Skimming involves stealing the data contained in the magnetic strip of a cash card by swiping it through a small electronic device. The stolen data are used to make a counterfeit card that can withdraw cash from the victim's account at an automatic teller machine (ATM).
One group of suspected offenders recently arrested by police in Tokyo and other prefectures in the metropolitan area took advantage of the fact that many golfers use the PIN code for their cash cards as the number for their security lockers at golf clubs.
The suspects allegedly obtained the master key from the manager of a golf course to open the security lockers. They then stole crucial data from the cash cards inside with a skimming device and later produced fraudulent cards, according to police.
Cash card fraud has been rising sharply in recent years, according to the Japanese Bankers Association. The number of reported cases jumped from just four in fiscal 2002 to 91 in 2003. In the first half of the current fiscal year, as many as 122 cases were disclosed for a total damage of 460 million yen, according to the association.
While this is obviously a serious problem threatening to undermine public faith in the safety of bank deposits, Japanese financial institutions have been slow to respond. Banks are lukewarm about dealing with this new wave of crime because they think they are not liable for the damage caused by these schemes.
Initially, the banking industry was even unwilling to file police reports on these fraud cases. The banks agreed to report skimming incidents to police in June last year, but they are still very cautious about compensating victims for their losses.

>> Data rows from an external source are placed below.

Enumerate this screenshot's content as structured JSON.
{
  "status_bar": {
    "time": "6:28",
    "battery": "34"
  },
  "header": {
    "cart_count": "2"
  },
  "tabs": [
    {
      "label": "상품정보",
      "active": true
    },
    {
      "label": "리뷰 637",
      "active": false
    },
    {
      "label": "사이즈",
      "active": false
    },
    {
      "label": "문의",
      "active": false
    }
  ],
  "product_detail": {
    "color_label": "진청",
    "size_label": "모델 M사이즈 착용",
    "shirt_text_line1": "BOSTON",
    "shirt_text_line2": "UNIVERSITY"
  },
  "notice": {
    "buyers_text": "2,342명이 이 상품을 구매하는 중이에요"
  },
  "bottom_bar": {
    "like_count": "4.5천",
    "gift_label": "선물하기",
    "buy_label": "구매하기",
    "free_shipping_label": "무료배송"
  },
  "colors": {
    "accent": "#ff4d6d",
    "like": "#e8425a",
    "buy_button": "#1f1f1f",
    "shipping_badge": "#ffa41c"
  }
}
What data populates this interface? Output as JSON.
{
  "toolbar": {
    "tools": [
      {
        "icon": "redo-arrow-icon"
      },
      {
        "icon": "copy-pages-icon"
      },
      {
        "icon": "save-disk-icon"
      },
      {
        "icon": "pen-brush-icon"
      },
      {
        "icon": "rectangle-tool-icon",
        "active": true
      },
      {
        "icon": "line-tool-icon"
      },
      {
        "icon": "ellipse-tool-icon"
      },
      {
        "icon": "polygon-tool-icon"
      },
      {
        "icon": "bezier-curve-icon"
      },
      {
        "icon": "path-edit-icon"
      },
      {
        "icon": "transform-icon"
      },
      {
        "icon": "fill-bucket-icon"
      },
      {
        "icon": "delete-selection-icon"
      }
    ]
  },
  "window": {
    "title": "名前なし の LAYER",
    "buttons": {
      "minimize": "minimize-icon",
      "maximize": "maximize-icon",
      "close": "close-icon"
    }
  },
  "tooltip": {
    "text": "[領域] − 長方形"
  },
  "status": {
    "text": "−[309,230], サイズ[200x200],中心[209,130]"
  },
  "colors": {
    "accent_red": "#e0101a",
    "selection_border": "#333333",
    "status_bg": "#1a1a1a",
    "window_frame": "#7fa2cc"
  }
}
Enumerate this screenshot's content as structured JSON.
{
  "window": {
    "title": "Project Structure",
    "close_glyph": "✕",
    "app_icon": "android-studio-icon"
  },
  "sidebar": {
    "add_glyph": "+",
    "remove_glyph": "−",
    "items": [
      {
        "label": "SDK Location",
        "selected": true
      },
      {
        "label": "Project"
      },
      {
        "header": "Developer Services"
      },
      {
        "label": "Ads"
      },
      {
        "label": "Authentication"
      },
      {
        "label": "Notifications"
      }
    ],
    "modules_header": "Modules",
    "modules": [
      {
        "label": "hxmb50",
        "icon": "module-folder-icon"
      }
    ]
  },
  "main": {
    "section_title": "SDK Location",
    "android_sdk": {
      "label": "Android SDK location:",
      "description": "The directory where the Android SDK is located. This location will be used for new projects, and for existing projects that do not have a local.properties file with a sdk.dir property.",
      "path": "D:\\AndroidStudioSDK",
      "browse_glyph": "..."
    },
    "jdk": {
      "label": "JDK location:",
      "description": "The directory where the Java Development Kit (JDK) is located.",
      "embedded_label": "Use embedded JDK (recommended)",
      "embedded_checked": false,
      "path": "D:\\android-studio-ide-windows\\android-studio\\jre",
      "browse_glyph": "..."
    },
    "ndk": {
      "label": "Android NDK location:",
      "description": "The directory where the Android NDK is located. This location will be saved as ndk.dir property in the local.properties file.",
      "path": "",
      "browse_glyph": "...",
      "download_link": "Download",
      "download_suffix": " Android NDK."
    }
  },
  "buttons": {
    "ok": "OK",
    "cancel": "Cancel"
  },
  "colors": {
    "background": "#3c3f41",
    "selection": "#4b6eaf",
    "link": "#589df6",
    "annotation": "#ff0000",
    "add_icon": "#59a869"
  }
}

Frustrated individual victims have sued the banks for damages or forged alliances for such litigation. Meanwhile, worried depositors have started dispersing the risks by spreading their deposits over many bank accounts.
Clearly, steps must be taken to prevent further confusion and anxiety among depositors. The Financial Services Agency has decided to study the situation and work out policy responses by the end of February. Prompt action by the authorities is now urgently needed.
Possible measures include new legislation to obligate banks to pay compensation for losses from cash card fraud if the victims are free from fault. The banking industry can establish self-imposed rules for compensation in such cases.
The U.S. law requires banks to provide nearly full compensation to card fraud victims as long as they report the theft or loss of their cards to the banks within a certain period of time.
In Britain and Germany, there are self-imposed rules mandating banks to cover the better part of the damage from card fraud on condition that there has been no serious negligence on the part of the victims.
There are a number of things banks can do without waiting for new legislation or rules. They can, for instance, switch from cards with a magnetic strip to smart cards with a built-in chip that are harder to forge.
They can also introduce a new verification system based on cardholders' biological data, like palm vein patterns, or simply lower the maximum amount that can be withdrawn from ATMs.
Some banks will adopt or have already adopted such new security steps, although some are subject to the depositor's choice.
One thing that is certain now is that more depositors will pay serious attention to banks' security efforts in deciding where to park their savings.
--The Asahi Shimbun, Jan. 24(IHT/Asahi: January 25,2005)